Local newspaper editors from across the country have united to urge MPs not to join a Labour-backed plot to muzzle the Press.
Former party leader Ed Miliband and deputy leader Tom Watson are among opposition MPs seeking to hijack data protection legislation to tighten media regulation.
MPs will vote tomorrow on proposed amendments to the Data Protection Bill that would force publishers refusing to join a state-recognised Press regulator to pay the costs of claimants who bring court proceedings, even if their claims are defeated. They would also lead to yet another inquiry into the media – known as ‘Leveson 2’ – just six years after the Leveson Inquiry.
Former party leader Ed Miliband and deputy leader Tom Watson (pictured) are among opposition MPs seeking to hijack data protection legislation to tighten media regulation
Local newspaper editors warn today the ‘completely unacceptable’ measures are an attack on Press freedom that would cause irreparable damage to the regional press.
Alan Edmunds, editorial director of Trinity Mirror Regionals, the country’s largest publisher of regional and local papers, said: ‘We do not want our journalists facing the spectre of Leveson 2 when attempting to report on the activities of public figures, legitimately and in the public interest.
‘Another huge inquiry would only embolden those who would rather keep their activities hidden from scrutiny.’
Maidenhead Advertiser editor Martin Trepte added: ‘The amendments represent an attack on Press freedom which is completely unacceptable in our society.
‘As a point of principle, we stand united against these attacks on free speech and urge all MPs to do likewise by voting against all the amendments.’
Mr Miliband has tabled an amendment to the Data Protection Bill that would establish a new inquiry into all media organisations. Mr Watson’s amendment would require publishers to pay all claimants’ costs of legal actions brought against them as well as their own – win or lose – unless they sign up to the state-approved regulator Impress.
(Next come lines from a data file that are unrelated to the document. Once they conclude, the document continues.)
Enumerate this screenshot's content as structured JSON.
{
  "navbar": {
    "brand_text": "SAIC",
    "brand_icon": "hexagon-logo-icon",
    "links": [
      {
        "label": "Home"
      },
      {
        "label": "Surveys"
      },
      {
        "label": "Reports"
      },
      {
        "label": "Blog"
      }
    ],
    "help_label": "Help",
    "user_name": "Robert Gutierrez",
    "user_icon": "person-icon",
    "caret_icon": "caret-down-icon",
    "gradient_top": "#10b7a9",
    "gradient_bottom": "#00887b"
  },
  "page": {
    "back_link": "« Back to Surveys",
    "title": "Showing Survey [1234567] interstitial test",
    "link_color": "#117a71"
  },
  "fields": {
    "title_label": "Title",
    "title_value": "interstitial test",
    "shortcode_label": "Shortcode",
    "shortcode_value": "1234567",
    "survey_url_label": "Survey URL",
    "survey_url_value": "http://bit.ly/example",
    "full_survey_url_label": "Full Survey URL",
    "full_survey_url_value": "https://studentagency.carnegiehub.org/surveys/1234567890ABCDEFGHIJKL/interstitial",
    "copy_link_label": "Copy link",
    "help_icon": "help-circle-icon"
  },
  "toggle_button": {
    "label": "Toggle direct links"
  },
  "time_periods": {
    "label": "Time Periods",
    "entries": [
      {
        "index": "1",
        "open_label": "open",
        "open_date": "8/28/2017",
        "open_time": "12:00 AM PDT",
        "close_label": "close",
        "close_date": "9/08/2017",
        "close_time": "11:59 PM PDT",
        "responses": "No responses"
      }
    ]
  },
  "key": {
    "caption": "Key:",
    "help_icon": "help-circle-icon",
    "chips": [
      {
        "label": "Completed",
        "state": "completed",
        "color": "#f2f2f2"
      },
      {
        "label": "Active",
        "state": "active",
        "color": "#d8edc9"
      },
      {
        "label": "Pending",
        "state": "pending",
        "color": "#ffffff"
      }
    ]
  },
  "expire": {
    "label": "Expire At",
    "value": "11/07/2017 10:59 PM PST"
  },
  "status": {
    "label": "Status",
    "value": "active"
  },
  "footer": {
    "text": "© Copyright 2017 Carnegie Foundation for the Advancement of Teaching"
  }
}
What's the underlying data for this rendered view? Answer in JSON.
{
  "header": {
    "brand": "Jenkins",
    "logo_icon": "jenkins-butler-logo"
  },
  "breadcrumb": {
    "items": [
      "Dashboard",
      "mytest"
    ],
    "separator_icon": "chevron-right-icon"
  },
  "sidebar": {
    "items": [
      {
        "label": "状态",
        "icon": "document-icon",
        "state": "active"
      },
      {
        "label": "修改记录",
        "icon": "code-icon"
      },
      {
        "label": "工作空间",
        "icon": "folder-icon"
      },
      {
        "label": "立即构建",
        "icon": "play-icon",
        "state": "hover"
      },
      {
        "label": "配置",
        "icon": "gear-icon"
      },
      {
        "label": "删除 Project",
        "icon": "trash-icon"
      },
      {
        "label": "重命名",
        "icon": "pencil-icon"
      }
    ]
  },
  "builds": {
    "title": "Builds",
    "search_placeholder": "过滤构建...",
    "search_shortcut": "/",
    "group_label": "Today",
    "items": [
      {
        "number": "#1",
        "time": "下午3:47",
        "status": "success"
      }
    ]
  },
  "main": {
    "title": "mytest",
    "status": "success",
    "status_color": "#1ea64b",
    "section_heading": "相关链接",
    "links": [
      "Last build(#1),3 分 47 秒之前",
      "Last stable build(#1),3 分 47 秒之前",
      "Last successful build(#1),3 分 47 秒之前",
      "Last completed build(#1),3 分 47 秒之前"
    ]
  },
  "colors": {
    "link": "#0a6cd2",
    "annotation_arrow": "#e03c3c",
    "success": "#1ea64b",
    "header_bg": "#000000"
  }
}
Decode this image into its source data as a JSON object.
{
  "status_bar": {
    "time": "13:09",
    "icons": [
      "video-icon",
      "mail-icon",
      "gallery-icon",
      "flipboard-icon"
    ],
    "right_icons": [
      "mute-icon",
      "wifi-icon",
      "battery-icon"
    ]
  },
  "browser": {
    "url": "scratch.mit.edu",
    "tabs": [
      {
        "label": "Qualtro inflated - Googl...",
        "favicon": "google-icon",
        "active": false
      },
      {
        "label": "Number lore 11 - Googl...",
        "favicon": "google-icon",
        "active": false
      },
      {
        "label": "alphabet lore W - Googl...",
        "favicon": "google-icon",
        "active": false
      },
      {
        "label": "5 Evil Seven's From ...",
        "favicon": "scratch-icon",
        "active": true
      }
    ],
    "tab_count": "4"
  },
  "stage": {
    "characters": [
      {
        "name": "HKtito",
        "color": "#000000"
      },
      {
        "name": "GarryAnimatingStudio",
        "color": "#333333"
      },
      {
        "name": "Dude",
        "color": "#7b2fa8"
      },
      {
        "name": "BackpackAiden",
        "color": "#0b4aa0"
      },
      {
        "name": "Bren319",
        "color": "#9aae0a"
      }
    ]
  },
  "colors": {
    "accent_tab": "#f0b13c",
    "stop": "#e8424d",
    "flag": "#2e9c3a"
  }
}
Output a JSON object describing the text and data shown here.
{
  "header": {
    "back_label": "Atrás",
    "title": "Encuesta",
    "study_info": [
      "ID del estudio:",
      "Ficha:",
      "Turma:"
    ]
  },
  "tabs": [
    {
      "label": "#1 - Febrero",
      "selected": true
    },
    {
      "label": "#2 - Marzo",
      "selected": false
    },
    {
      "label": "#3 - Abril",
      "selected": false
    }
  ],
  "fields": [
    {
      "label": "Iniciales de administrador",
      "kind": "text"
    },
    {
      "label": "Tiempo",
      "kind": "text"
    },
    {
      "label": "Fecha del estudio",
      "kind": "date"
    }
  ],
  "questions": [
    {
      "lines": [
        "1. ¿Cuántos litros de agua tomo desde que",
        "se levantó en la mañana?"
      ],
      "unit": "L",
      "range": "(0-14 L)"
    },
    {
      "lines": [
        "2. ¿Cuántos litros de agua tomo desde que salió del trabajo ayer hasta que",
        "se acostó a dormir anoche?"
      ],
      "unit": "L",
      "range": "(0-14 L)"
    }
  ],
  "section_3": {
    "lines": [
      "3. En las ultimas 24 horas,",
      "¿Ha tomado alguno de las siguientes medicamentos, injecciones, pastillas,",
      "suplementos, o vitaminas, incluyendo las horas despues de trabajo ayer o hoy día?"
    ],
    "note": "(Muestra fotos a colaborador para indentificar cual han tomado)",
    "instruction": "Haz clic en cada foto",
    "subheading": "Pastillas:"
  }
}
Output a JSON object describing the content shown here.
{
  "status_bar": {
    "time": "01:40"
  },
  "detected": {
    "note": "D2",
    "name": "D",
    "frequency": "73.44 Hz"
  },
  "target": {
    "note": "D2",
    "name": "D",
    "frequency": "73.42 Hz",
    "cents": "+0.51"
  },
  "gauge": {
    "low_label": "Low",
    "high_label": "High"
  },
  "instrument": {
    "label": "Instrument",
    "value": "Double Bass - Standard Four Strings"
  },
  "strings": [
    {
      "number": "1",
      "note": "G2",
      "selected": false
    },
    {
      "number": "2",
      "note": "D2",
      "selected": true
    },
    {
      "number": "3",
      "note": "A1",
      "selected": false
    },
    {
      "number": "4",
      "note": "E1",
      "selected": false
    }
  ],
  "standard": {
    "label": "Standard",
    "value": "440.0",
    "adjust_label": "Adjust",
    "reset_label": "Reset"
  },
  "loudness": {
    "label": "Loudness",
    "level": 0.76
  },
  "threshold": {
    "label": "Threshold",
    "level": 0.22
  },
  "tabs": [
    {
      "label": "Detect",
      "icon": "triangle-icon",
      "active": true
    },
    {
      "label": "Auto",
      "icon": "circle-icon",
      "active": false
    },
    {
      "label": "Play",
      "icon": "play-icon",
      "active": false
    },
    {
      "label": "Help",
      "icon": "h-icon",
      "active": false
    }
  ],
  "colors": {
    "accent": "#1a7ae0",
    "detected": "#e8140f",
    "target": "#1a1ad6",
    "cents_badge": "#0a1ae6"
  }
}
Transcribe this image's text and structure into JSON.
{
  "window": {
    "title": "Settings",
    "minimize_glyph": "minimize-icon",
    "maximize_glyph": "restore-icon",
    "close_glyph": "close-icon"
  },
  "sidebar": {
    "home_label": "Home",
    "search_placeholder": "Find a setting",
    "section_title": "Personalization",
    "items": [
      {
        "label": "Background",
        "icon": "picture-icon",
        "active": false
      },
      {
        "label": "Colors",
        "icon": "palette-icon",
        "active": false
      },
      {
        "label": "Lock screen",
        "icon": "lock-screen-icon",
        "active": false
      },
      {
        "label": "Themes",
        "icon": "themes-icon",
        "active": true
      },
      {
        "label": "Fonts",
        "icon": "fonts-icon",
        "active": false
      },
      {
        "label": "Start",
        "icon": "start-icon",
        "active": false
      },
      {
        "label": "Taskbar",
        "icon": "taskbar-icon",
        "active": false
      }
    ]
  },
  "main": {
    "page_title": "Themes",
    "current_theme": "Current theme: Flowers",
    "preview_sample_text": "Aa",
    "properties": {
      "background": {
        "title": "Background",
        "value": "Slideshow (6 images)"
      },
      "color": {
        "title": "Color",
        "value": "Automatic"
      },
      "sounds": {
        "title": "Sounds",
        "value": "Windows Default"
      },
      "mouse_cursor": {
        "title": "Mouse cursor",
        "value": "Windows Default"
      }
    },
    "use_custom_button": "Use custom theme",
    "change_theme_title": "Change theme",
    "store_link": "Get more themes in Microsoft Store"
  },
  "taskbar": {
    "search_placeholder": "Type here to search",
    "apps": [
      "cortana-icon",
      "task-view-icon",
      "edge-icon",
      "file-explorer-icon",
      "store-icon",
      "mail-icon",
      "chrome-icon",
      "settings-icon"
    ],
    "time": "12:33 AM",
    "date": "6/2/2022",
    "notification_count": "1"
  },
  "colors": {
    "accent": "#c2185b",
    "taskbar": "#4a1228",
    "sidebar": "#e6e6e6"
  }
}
None of the 68 respondents in a survey of local newspaper editors thought another ‘Leveson-style’ inquiry should go ahead.